Work task — Write out the whole listing, matching it exactly.
= = =
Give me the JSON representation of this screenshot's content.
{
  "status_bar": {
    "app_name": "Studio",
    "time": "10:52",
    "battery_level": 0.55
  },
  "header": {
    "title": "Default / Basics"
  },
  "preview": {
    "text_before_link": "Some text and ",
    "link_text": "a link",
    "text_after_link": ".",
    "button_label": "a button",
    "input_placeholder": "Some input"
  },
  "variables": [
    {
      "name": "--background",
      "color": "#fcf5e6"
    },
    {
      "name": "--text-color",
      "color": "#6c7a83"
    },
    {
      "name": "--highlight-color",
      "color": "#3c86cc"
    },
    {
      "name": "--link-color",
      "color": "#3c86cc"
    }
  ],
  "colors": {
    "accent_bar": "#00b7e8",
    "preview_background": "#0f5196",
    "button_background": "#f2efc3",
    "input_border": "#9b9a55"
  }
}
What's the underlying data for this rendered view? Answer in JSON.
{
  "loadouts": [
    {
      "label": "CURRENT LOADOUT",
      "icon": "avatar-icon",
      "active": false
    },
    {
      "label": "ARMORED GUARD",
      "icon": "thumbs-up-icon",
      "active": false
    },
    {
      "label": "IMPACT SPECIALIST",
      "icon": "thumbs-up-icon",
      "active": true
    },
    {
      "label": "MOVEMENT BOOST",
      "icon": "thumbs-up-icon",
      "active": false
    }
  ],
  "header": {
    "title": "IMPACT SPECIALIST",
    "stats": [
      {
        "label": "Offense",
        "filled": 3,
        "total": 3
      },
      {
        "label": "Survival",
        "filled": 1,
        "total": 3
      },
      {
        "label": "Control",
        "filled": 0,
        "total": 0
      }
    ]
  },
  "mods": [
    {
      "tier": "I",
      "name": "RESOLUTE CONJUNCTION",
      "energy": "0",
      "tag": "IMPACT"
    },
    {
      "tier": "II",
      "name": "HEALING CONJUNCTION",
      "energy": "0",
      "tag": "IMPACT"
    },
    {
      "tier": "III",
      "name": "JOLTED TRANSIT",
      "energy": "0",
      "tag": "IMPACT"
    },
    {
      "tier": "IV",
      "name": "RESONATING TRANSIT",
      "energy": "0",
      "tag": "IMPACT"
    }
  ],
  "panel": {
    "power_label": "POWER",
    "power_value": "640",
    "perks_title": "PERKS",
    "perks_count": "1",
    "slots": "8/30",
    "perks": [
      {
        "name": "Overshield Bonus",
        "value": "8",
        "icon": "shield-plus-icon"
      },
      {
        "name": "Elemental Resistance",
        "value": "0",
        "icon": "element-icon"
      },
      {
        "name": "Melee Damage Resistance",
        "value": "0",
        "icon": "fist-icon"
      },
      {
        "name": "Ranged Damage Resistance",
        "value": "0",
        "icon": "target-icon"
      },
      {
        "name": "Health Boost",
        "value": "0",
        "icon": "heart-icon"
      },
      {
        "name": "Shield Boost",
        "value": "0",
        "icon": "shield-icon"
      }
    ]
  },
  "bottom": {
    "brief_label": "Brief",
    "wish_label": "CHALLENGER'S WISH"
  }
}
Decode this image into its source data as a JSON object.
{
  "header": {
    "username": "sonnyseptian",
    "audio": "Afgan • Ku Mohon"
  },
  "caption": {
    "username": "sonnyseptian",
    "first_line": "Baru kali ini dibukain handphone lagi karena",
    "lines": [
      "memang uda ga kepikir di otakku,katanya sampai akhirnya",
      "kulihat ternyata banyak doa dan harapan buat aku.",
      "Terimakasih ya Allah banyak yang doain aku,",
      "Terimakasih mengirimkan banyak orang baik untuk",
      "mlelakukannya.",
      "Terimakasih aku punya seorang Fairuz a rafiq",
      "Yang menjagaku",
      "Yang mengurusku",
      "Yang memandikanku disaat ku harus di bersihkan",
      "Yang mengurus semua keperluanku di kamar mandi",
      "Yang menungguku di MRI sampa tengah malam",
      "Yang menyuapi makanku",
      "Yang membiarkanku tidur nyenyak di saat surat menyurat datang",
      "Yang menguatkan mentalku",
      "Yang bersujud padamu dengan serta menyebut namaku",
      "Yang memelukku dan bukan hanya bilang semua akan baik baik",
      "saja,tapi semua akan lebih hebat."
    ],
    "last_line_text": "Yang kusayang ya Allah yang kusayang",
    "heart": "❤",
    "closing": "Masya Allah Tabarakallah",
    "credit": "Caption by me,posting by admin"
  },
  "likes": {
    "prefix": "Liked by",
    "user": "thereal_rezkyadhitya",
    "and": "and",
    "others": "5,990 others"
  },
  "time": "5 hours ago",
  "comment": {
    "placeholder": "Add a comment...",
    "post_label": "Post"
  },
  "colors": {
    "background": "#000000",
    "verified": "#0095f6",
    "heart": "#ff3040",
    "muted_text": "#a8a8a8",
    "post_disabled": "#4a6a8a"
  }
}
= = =
Your solution —
Give me the JSON representation of this screenshot's content.
{
  "status_bar": {
    "app_name": "Studio",
    "time": "10:52",
    "battery_level": 0.55
  },
  "header": {
    "title": "Default / Basics"
  },
  "preview": {
    "text_before_link": "Some text and ",
    "link_text": "a link",
    "text_after_link": ".",
    "button_label": "a button",
    "input_placeholder": "Some input"
  },
  "variables": [
    {
      "name": "--background",
      "color": "#fcf5e6"
    },
    {
      "name": "--text-color",
      "color": "#6c7a83"
    },
    {
      "name": "--highlight-color",
      "color": "#3c86cc"
    },
    {
      "name": "--link-color",
      "color": "#3c86cc"
    }
  ],
  "colors": {
    "accent_bar": "#00b7e8",
    "preview_background": "#0f5196",
    "button_background": "#f2efc3",
    "input_border": "#9b9a55"
  }
}
What's the underlying data for this rendered view? Answer in JSON.
{
  "loadouts": [
    {
      "label": "CURRENT LOADOUT",
      "icon": "avatar-icon",
      "active": false
    },
    {
      "label": "ARMORED GUARD",
      "icon": "thumbs-up-icon",
      "active": false
    },
    {
      "label": "IMPACT SPECIALIST",
      "icon": "thumbs-up-icon",
      "active": true
    },
    {
      "label": "MOVEMENT BOOST",
      "icon": "thumbs-up-icon",
      "active": false
    }
  ],
  "header": {
    "title": "IMPACT SPECIALIST",
    "stats": [
      {
        "label": "Offense",
        "filled": 3,
        "total": 3
      },
      {
        "label": "Survival",
        "filled": 1,
        "total": 3
      },
      {
        "label": "Control",
        "filled": 0,
        "total": 0
      }
    ]
  },
  "mods": [
    {
      "tier": "I",
      "name": "RESOLUTE CONJUNCTION",
      "energy": "0",
      "tag": "IMPACT"
    },
    {
      "tier": "II",
      "name": "HEALING CONJUNCTION",
      "energy": "0",
      "tag": "IMPACT"
    },
    {
      "tier": "III",
      "name": "JOLTED TRANSIT",
      "energy": "0",
      "tag": "IMPACT"
    },
    {
      "tier": "IV",
      "name": "RESONATING TRANSIT",
      "energy": "0",
      "tag": "IMPACT"
    }
  ],
  "panel": {
    "power_label": "POWER",
    "power_value": "640",
    "perks_title": "PERKS",
    "perks_count": "1",
    "slots": "8/30",
    "perks": [
      {
        "name": "Overshield Bonus",
        "value": "8",
        "icon": "shield-plus-icon"
      },
      {
        "name": "Elemental Resistance",
        "value": "0",
        "icon": "element-icon"
      },
      {
        "name": "Melee Damage Resistance",
        "value": "0",
        "icon": "fist-icon"
      },
      {
        "name": "Ranged Damage Resistance",
        "value": "0",
        "icon": "target-icon"
      },
      {
        "name": "Health Boost",
        "value": "0",
        "icon": "heart-icon"
      },
      {
        "name": "Shield Boost",
        "value": "0",
        "icon": "shield-icon"
      }
    ]
  },
  "bottom": {
    "brief_label": "Brief",
    "wish_label": "CHALLENGER'S WISH"
  }
}
Decode this image into its source data as a JSON object.
{
  "header": {
    "username": "sonnyseptian",
    "audio": "Afgan • Ku Mohon"
  },
  "caption": {
    "username": "sonnyseptian",
    "first_line": "Baru kali ini dibukain handphone lagi karena",
    "lines": [
      "memang uda ga kepikir di otakku,katanya sampai akhirnya",
      "kulihat ternyata banyak doa dan harapan buat aku.",
      "Terimakasih ya Allah banyak yang doain aku,",
      "Terimakasih mengirimkan banyak orang baik untuk",
      "mlelakukannya.",
      "Terimakasih aku punya seorang Fairuz a rafiq",
      "Yang menjagaku",
      "Yang mengurusku",
      "Yang memandikanku disaat ku harus di bersihkan",
      "Yang mengurus semua keperluanku di kamar mandi",
      "Yang menungguku di MRI sampa tengah malam",
      "Yang menyuapi makanku",
      "Yang membiarkanku tidur nyenyak di saat surat menyurat datang",
      "Yang menguatkan mentalku",
      "Yang bersujud padamu dengan serta menyebut namaku",
      "Yang memelukku dan bukan hanya bilang semua akan baik baik",
      "saja,tapi semua akan lebih hebat."
    ],
    "last_line_text": "Yang kusayang ya Allah yang kusayang",
    "heart": "❤",
    "closing": "Masya Allah Tabarakallah",
    "credit": "Caption by me,posting by admin"
  },
  "likes": {
    "prefix": "Liked by",
    "user": "thereal_rezkyadhitya",
    "and": "and",
    "others": "5,990 others"
  },
  "time": "5 hours ago",
  "comment": {
    "placeholder": "Add a comment...",
    "post_label": "Post"
  },
  "colors": {
    "background": "#000000",
    "verified": "#0095f6",
    "heart": "#ff3040",
    "muted_text": "#a8a8a8",
    "post_disabled": "#4a6a8a"
  }
}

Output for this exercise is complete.